By Jon Dunbar
The University of Alberta announced recently that they will seek a 3.7 per cent tuition increase for next year. This number was reduced after a 5.7 per cent increase was shot down by the Academic Planning Committee, a subcommittee of the General Faculties Council which is composed primarily of faculty.
At the Students’ Council meeting on Tuesday, U of A Students’ Union President Leslie Church called the defeat of the 5.7 per cent increase a "major victory." She thanked students for their support in fighting the tuition increase, and acknowledged the "big help from the provincial government."
The government recently announced they will grant $25 million to post-secondary education, approximately $5.5 million of which will go directly to the U of A.
"Even though it’s an election year, it’s great to see the government putting money into post-secondary education," said Church.
However, when the APC rejected the 5.7 per cent proposal in December, they did not yet know the government would be giving universities $25 million.
Shannon McEwan, Graduate Students’ Association President, told Council that she didn’t think the decreased proposal was enough.
"We’re happy that we’ve gone down from 5.7 to 3.7, but we’re hoping to go down all the way," she said.
The GSA was lobbying for a zero to two per cent increase.

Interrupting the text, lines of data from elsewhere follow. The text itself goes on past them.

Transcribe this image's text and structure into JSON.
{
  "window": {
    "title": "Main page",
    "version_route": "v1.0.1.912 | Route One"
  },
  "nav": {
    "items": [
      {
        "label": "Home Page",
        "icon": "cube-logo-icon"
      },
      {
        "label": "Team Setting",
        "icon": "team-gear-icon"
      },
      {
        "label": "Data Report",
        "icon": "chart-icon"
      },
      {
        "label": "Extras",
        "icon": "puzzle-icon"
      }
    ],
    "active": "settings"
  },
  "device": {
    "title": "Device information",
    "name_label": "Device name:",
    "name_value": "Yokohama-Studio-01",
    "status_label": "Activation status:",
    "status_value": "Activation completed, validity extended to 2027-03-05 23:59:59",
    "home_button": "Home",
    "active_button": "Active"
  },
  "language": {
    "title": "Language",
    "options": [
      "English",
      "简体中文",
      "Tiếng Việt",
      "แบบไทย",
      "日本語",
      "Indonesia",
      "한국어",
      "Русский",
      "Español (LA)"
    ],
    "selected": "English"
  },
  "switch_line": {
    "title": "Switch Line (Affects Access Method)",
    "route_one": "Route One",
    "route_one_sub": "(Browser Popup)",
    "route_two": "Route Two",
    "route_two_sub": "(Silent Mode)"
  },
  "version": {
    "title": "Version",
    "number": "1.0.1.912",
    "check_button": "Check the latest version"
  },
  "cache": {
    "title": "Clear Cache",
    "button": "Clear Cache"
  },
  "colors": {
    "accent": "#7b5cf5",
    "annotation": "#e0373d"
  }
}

According to the Scholarship Consultants of North America rankings, the U of A has the 22nd highest total cost in Canada, which takes into account tuition, room and board, and books and supplies at 42 universities. However, if tuition were allowed to increase annually at the rate the university originally proposed, the university would have the second highest tuition in the country by 2003, second only to Ryerson Polytechnic.
The Board of Governors will make a final decision on Friday morning at 8:30 a.m. in the Telus Centre.